» WORK TO COMPLETE
Below are records; copy every line among them that contains the word "value".
%%
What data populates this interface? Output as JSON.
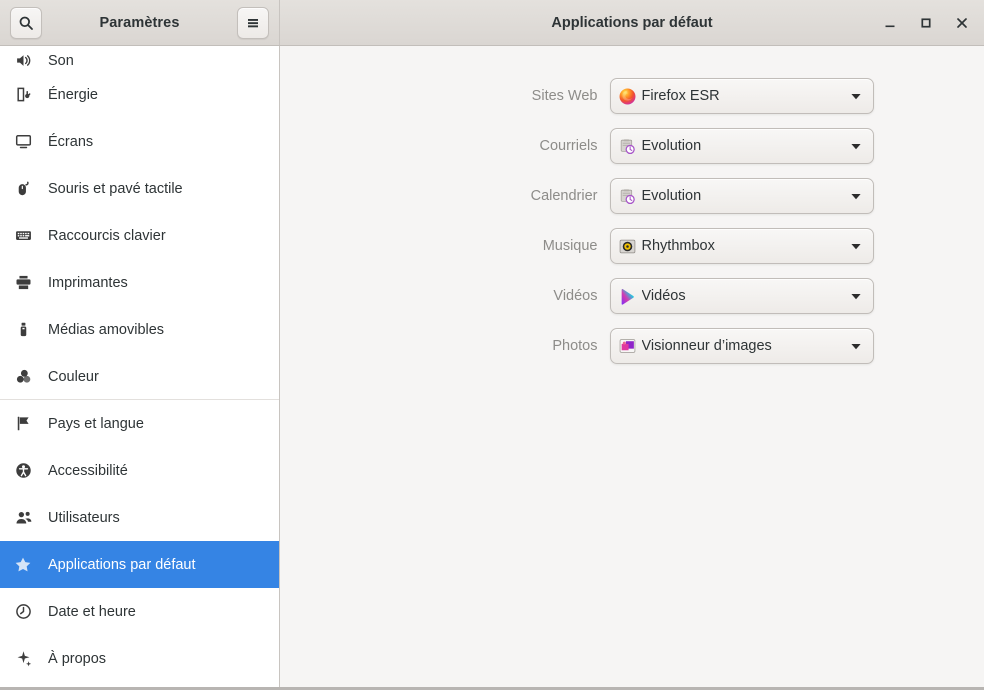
{
  "window": {
    "sidebar_title": "Paramètres",
    "content_title": "Applications par défaut",
    "search_icon": "search-icon",
    "menu_icon": "hamburger-menu-icon",
    "controls": {
      "minimize": "minimize-icon",
      "maximize": "maximize-icon",
      "close": "close-icon"
    }
  },
  "sidebar": {
    "items": [
      {
        "label": "Son",
        "icon": "speaker-icon",
        "selected": false,
        "clipped": true,
        "separator_after": false
      },
      {
        "label": "Énergie",
        "icon": "battery-icon",
        "selected": false,
        "clipped": false,
        "separator_after": false
      },
      {
        "label": "Écrans",
        "icon": "display-icon",
        "selected": false,
        "clipped": false,
        "separator_after": false
      },
      {
        "label": "Souris et pavé tactile",
        "icon": "mouse-icon",
        "selected": false,
        "clipped": false,
        "separator_after": false
      },
      {
        "label": "Raccourcis clavier",
        "icon": "keyboard-icon",
        "selected": false,
        "clipped": false,
        "separator_after": false
      },
      {
        "label": "Imprimantes",
        "icon": "printer-icon",
        "selected": false,
        "clipped": false,
        "separator_after": false
      },
      {
        "label": "Médias amovibles",
        "icon": "usb-drive-icon",
        "selected": false,
        "clipped": false,
        "separator_after": false
      },
      {
        "label": "Couleur",
        "icon": "color-wheel-icon",
        "selected": false,
        "clipped": false,
        "separator_after": true
      },
      {
        "label": "Pays et langue",
        "icon": "flag-icon",
        "selected": false,
        "clipped": false,
        "separator_after": false
      },
      {
        "label": "Accessibilité",
        "icon": "accessibility-icon",
        "selected": false,
        "clipped": false,
        "separator_after": false
      },
      {
        "label": "Utilisateurs",
        "icon": "users-icon",
        "selected": false,
        "clipped": false,
        "separator_after": false
      },
      {
        "label": "Applications par défaut",
        "icon": "star-icon",
        "selected": true,
        "clipped": false,
        "separator_after": false
      },
      {
        "label": "Date et heure",
        "icon": "clock-icon",
        "selected": false,
        "clipped": false,
        "separator_after": false
      },
      {
        "label": "À propos",
        "icon": "sparkle-icon",
        "selected": false,
        "clipped": false,
        "separator_after": false
      }
    ]
  },
  "main": {
    "rows": [
      {
        "label": "Sites Web",
        "value": "Firefox ESR",
        "app_icon": "firefox-icon"
      },
      {
        "label": "Courriels",
        "value": "Evolution",
        "app_icon": "evolution-mail-icon"
      },
      {
        "label": "Calendrier",
        "value": "Evolution",
        "app_icon": "evolution-calendar-icon"
      },
      {
        "label": "Musique",
        "value": "Rhythmbox",
        "app_icon": "rhythmbox-icon"
      },
      {
        "label": "Vidéos",
        "value": "Vidéos",
        "app_icon": "totem-videos-icon"
      },
      {
        "label": "Photos",
        "value": "Visionneur d’images",
        "app_icon": "image-viewer-icon"
      }
    ],
    "dropdown_arrow_icon": "chevron-down-icon"
  },
  "colors": {
    "accent": "#3584e4",
    "sidebar_bg": "#ffffff",
    "content_bg": "#f6f5f4",
    "headerbar_bg": "#dad6d2",
    "text": "#2e3436",
    "dim_text": "#8d8c89"
  }
}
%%
» EXERCISE OUTPUT
        "value": "Firefox ESR",
        "value": "Evolution",
        "value": "Evolution",
        "value": "Rhythmbox",
        "value": "Vidéos",
        "value": "Visionneur d’images",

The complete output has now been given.